Between Thursday, January 24 and Tuesday, January 29, the day of the Florida Republican Primary, I'll be writing several columns on John McCain. Right now, he's the best -- and most electable -- of the GOP candidates.
In my columns, I'd like to tackle some of the tough issues, including Senator McCain's stance on comprehensive immigration reform and on campaign finance reform. I believe he's generally right on both of them.
Sometimes what appears to be the "conservative" position isn't the sound one -- or the correct one. A classic case is the Civil Rights Act of 1964, strongly supported by Lyndon Johnson and just as strongly opposed by Barry Goldwater. In the election of 1964, Goldwater was swamped by Johnson, and a number of fine conservative legislators "drowned" along with the presidential nominee.
Yes, the Civil Rights Act interfered with the "freedoms" of some owners of hotels, restaurants, and the like. But the freedom to deny service to Black men, women, and children was not a "liberty" anyone should possess. Thus, Goldwater was wrong, and Johnson was right.
The controversy over the Act did great damage to the Republican Party, lasting damage. It meant the GOP lost the Black vote -- and apparently that loss is permanent. In presidential elections, the Republican candidate is lucky to get 6%-8% of the Black vote.
That makes it nearly impossible to win several important states, including Pennsylvania, New Jersey, Illinois, and California. Also, there are 40-plus Black members of Congress (including one Senator, Obama), and none of them is a Republican. That sad, enduring situation traces back more than 40 years to Goldwater's opposition to the Civil Rights Act.

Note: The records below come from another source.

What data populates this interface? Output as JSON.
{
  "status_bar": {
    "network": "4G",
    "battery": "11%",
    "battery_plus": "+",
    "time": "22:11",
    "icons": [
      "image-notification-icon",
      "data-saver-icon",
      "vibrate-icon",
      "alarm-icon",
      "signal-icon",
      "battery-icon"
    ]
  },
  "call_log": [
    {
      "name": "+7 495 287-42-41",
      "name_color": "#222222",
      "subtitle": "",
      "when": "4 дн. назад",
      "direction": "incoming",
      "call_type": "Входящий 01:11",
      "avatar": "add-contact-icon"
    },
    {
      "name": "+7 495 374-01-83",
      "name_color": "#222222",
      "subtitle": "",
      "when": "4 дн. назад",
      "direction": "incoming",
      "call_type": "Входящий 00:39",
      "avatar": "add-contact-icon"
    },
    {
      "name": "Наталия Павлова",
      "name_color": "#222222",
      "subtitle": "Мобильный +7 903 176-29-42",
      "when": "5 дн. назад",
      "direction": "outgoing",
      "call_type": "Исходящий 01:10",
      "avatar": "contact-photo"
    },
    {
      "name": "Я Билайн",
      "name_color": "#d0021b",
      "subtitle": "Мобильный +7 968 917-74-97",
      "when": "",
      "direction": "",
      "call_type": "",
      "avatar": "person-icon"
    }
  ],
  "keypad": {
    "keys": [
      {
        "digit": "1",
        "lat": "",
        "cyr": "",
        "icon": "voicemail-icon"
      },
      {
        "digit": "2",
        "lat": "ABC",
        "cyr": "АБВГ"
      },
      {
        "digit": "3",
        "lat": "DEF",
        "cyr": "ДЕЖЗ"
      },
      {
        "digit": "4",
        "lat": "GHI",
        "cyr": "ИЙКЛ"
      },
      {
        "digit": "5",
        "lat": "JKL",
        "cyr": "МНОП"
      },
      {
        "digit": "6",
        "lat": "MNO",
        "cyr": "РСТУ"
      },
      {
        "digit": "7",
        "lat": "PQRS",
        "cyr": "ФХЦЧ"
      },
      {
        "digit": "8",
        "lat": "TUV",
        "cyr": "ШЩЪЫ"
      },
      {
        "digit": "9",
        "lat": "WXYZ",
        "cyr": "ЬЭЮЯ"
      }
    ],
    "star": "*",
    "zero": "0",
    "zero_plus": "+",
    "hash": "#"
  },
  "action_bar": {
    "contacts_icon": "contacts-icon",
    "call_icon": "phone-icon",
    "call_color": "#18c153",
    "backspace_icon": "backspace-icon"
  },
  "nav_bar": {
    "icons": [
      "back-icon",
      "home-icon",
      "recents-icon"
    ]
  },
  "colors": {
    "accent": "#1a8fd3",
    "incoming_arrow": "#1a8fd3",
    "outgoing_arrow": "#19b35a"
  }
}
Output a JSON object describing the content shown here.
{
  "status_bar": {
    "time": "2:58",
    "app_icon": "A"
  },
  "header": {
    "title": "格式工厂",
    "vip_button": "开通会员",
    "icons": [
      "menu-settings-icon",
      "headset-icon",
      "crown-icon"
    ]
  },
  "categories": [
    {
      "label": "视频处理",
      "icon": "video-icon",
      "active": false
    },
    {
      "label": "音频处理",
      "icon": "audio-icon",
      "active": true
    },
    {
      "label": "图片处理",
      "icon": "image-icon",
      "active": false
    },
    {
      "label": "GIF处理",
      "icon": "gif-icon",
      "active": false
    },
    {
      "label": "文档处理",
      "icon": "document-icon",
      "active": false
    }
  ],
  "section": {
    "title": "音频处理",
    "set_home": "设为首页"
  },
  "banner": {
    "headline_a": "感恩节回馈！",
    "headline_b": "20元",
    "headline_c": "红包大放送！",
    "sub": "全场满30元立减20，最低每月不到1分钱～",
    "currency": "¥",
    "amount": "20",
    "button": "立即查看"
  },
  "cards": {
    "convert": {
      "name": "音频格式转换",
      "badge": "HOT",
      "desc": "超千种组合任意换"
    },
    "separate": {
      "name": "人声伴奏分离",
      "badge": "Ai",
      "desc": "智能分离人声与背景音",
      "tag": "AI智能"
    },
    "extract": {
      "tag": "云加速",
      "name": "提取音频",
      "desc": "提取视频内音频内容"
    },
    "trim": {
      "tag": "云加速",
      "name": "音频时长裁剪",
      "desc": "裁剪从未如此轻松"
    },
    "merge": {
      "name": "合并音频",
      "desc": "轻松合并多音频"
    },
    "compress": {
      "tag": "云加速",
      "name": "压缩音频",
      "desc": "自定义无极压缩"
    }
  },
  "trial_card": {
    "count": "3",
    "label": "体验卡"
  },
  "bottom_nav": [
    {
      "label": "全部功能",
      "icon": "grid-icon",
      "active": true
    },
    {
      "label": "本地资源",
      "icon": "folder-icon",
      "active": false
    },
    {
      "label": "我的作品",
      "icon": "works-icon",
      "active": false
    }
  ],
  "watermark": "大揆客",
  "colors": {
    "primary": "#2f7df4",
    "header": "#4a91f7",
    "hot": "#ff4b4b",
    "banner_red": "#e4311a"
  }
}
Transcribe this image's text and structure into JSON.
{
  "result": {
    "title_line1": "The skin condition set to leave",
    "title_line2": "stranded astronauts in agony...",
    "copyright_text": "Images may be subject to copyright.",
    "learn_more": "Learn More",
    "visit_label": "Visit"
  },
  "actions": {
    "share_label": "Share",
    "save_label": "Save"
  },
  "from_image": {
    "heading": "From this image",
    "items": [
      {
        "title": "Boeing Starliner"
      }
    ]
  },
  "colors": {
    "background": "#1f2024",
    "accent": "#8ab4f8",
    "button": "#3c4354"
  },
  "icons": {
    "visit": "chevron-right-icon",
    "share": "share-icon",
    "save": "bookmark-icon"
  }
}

As we examine John McCain's positions on various issues, we find him seeking -- often imperfectly -- to keep the Republican Party from repeating the mistakes of the Goldwater era. Frankly, he doesn't want his Party, however good its intentions, to become a Permanent Minority.